→ Exercise description
The answer should contain all of the data, retyped without any alteration.

────────

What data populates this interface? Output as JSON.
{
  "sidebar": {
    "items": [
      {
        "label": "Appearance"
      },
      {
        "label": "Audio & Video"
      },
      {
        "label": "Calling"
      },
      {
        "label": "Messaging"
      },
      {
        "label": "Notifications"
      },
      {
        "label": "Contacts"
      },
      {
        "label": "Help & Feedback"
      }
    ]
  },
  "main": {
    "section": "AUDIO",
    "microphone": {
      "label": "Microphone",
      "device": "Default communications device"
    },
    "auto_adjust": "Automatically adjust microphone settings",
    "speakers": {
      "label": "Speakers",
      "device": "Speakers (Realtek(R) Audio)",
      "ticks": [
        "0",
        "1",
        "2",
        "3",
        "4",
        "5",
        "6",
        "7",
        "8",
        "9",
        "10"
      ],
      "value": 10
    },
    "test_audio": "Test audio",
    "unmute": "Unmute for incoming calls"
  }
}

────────

→ Exercise result
What data populates this interface? Output as JSON.
{
  "sidebar": {
    "items": [
      {
        "label": "Appearance"
      },
      {
        "label": "Audio & Video"
      },
      {
        "label": "Calling"
      },
      {
        "label": "Messaging"
      },
      {
        "label": "Notifications"
      },
      {
        "label": "Contacts"
      },
      {
        "label": "Help & Feedback"
      }
    ]
  },
  "main": {
    "section": "AUDIO",
    "microphone": {
      "label": "Microphone",
      "device": "Default communications device"
    },
    "auto_adjust": "Automatically adjust microphone settings",
    "speakers": {
      "label": "Speakers",
      "device": "Speakers (Realtek(R) Audio)",
      "ticks": [
        "0",
        "1",
        "2",
        "3",
        "4",
        "5",
        "6",
        "7",
        "8",
        "9",
        "10"
      ],
      "value": 10
    },
    "test_audio": "Test audio",
    "unmute": "Unmute for incoming calls"
  }
}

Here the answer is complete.